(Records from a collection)
______

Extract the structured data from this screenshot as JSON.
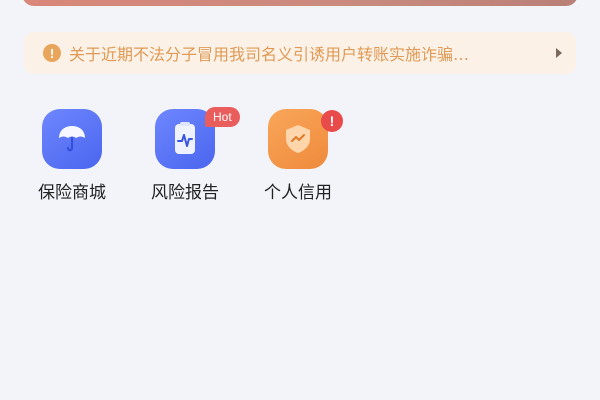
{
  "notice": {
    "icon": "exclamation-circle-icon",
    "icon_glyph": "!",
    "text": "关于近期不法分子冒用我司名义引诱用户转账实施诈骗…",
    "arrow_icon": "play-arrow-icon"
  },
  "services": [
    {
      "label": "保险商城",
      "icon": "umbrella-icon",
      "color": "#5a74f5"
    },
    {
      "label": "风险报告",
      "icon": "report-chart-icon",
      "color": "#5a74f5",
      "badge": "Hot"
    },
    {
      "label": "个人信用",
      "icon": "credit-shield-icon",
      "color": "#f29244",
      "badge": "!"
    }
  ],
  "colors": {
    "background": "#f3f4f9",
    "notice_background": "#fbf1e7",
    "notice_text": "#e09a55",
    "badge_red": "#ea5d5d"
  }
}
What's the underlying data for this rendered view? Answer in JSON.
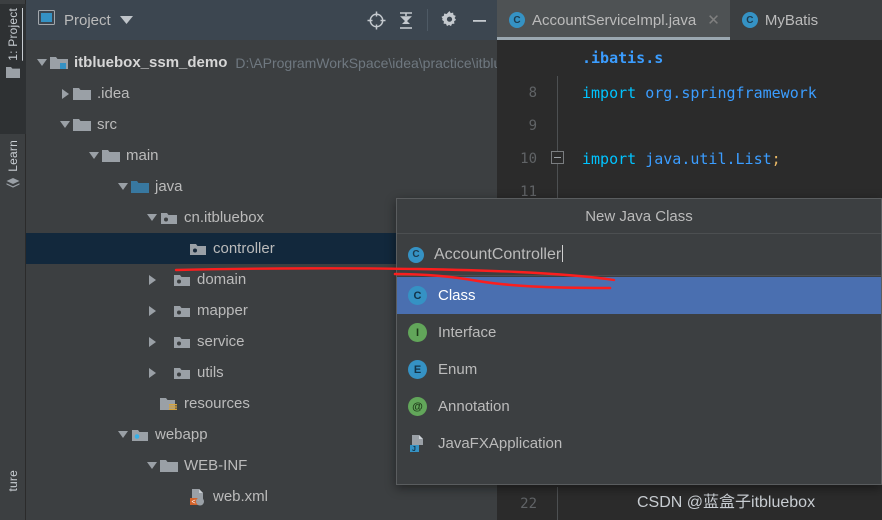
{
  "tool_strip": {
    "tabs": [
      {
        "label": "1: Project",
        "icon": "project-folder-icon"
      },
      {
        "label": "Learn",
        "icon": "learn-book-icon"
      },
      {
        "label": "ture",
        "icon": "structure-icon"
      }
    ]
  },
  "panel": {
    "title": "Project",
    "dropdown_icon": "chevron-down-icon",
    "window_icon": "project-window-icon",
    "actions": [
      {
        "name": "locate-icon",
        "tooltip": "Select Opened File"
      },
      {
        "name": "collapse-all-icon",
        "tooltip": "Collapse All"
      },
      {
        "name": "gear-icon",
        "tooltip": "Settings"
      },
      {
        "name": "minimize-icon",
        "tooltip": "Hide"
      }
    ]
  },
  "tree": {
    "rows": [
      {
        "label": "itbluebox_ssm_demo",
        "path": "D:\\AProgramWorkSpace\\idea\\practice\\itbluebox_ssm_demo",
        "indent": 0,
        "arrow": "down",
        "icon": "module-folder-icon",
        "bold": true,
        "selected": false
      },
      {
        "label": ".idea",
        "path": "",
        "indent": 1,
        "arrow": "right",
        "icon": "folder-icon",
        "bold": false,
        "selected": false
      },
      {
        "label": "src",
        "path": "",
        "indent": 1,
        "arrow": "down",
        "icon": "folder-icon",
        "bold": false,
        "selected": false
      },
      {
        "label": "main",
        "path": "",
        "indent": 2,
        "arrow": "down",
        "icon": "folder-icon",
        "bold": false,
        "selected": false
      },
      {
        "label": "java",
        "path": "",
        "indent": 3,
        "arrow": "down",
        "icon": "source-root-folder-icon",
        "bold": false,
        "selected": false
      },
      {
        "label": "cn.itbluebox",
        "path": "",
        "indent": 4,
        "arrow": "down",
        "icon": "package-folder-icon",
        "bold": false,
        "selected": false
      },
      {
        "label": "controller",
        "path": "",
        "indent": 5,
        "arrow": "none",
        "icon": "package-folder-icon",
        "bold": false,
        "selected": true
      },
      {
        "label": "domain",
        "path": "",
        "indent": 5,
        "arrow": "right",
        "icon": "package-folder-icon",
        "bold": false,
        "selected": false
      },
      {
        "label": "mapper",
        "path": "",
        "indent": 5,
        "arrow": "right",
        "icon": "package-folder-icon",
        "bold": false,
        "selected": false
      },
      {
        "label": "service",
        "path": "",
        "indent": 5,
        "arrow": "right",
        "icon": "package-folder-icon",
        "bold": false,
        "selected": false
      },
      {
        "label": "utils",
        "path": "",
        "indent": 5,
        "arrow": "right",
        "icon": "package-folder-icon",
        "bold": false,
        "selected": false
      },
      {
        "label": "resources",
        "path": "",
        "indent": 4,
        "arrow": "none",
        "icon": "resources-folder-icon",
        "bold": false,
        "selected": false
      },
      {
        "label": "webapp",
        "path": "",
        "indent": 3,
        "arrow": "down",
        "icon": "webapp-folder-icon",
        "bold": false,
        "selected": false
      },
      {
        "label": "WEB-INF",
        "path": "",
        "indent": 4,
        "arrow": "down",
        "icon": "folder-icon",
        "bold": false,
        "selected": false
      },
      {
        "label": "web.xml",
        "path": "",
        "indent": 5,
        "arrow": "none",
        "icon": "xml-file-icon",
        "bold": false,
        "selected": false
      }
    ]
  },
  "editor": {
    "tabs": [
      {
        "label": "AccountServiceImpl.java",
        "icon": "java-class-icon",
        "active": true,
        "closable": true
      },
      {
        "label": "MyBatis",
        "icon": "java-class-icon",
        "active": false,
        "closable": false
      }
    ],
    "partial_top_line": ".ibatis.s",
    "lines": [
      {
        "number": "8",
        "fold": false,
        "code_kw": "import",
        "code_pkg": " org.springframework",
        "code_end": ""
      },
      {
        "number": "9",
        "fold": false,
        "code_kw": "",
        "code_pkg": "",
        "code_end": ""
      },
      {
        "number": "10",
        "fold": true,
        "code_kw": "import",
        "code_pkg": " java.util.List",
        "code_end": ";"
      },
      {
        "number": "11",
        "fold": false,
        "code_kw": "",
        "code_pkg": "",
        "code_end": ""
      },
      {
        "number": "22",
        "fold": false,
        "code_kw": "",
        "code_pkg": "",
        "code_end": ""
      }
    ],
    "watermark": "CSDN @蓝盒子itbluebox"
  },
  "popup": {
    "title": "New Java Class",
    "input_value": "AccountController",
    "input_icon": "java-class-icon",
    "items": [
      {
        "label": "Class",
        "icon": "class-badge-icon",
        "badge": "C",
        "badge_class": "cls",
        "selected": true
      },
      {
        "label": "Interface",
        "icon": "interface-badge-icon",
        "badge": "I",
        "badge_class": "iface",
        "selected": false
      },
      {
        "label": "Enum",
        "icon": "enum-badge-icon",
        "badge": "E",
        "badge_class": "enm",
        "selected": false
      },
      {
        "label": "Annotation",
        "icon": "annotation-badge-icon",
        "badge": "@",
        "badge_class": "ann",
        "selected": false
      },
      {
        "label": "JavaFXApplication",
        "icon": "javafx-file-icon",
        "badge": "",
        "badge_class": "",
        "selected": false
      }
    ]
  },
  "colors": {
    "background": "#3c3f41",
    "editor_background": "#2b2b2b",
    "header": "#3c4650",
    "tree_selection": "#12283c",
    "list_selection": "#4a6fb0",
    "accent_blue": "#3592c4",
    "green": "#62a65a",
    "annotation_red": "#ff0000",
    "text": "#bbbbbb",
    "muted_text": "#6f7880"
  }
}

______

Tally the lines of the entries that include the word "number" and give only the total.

Solution for this exercise:
5